(Rio de Janeiro) The Canadian women’s Paralympic wheelchair basketball team will collide with the Netherlands in the quarter-finals at the Rio 2016 Paralympic Games on the heels of an 82-49 win against host nation Brazil at the Rio Olympic Arena on Monday.
Canada and the Netherlands will square off on Tuesday at 11:45 a.m. BRT at the Rio Olympic Arena. The teams last met at a major international event in a thrilling semifinal at the women’s world championship in 2014, with Canada emerging victorious by a single point.
“We are really excited and ready to go. We’re done the round robin games now and so we are really pumped to get the playoffs started,” said Team Canada player Arinn Young, of Legal, Alta. “We are pretty confident going into the quarter-finals. It’s going to be a mental and physical game. That’s what we are preparing for now. We will be ready to go.”
“It’s usually a high scoring game when we play the Dutch, and it’s usually a pretty physical game,” said Team Canada Head Coach Bill Johnson. “They are a pretty strong group, as are we, and it leads to a pretty physical game. It’s fun and clean, and it’s going to be a great example of wheelchair basketball. I look forward to it.”
The win against Brazil placed Canada in a three-way tie for first place in Group A with Germany and Great Britain, all with a record of 3-1 after preliminary round play, with Canada falling to the third spot in the pool courtesy of a point differential tie-breaker between the three teams.
Canada started its final round robin match determined to push the pace against Brazil and take the energetic home crowd out of the game. Canada carved out an early lead by doubling up on Brazil, 24-12, after the opening quarter. The Canadians turned up the tempo in the second frame, nearly scoring at will from the paint as Brazil struggled to keep Canada outside of the key. ada entered halftime with a 49-22 advantage.
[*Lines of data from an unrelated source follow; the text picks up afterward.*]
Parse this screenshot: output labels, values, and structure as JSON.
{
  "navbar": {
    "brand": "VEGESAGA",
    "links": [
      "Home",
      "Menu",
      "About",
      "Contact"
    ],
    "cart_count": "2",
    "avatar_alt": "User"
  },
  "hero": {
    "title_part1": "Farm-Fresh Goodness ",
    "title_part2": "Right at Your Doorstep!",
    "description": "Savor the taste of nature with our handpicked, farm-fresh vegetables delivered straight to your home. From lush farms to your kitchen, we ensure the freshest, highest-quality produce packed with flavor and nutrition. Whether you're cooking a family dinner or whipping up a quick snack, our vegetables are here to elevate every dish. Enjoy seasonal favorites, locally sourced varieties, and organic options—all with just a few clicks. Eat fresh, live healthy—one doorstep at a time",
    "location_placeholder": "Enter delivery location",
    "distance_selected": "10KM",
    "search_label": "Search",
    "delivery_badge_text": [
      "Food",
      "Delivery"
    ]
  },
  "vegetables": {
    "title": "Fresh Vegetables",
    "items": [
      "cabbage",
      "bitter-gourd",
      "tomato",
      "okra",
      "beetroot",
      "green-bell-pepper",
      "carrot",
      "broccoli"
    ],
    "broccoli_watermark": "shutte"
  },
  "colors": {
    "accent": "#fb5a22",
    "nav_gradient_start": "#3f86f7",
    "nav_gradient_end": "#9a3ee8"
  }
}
With the game firmly in their grasp, the Canadians used their full depth of their bench down the stretch to cruise to the win.
Young had a game-best 22 points for Canada. Teammate Cindy Ouellet (Quebec City, Que.) picked up a double-double with 20 points and 12 assists. Janet McLachlan (Vancouver, B.C.) also had a double-double with 16 points and 10 rebounds. Vileide Almeida scored 12 points to lead Brazil.
Team Canada Men To Play for 11th Place
The Canadian men’s Paralympic wheelchair basketball team completed pool play on Monday night with a 67-46 loss to Turkey at the Rio Olympic Arena. Canada (0-5) will play Algeria (0-5) to decide 11th place at 9:30 a.m. BRT on Wednesday.
“We all had high hopes to accomplish a little bit more here,” said Team Canada co-captain Bo Hedges, of Wonowon, B.C. “We still have one more game and we have to continue to improve like we have throughout this tournament. It’s a great group of young guys and a great opportunity to play Algeria and to keep going and keep building.
“I’ve been through a lot of tough, devastating losses and challenging times with basketball and so you know you have to learn from it and build from it. It just makes us stronger going forward toward the next world championship and Tokyo in 2020.”
Canada stayed with Turkey through the opening half, trailing by five points at halftime, 29-24. Turkey broke the game open in the second half, utilizing its size advantage over Canada to convert on scoring opportunities in the paint and on the fast break. The Turkish side widened to gap to a 14-point lead, 51-37, after three quarters of play and put the game out of reach in the final frame.
About Wheelchair Basketball Canada
Wheelchair Basketball Canada is the national sport governing body responsible for the organization of the sport in Canada. It is a non-profit, charitable organization that is committed to excellence in the development, support and promotion of wheelchair basketball programs and services for all Canadians from grassroots to high performance. Wheelchair basketball is a fast-paced, hard-hitting, competitive sport in which Canada is held in high esteem around the world for winning a combined six gold, one silver, and one bronze medal in the last six Paralympic Games.
About the Canadian Paralympic Committee
The Canadian Paralympic Committee is a non-profit, private organization with 25 member sports organizations dedicated to strengthening the Paralympic Movement. The Canadian Paralympic Committee’s vision is to be the world’s leading Paralympic nation. Its mission is to lead the development of a sustainable Paralympic sport system in Canada to enable athletes to reach the podium at the Paralympic Games. By supporting Canadian high performance athletes with a disability and promoting their success, the Canadian Paralympic Committee inspires all Canadians with a disability to get involved in sport through programs delivered by its member organizations. For more information, visit www.paralympic.ca.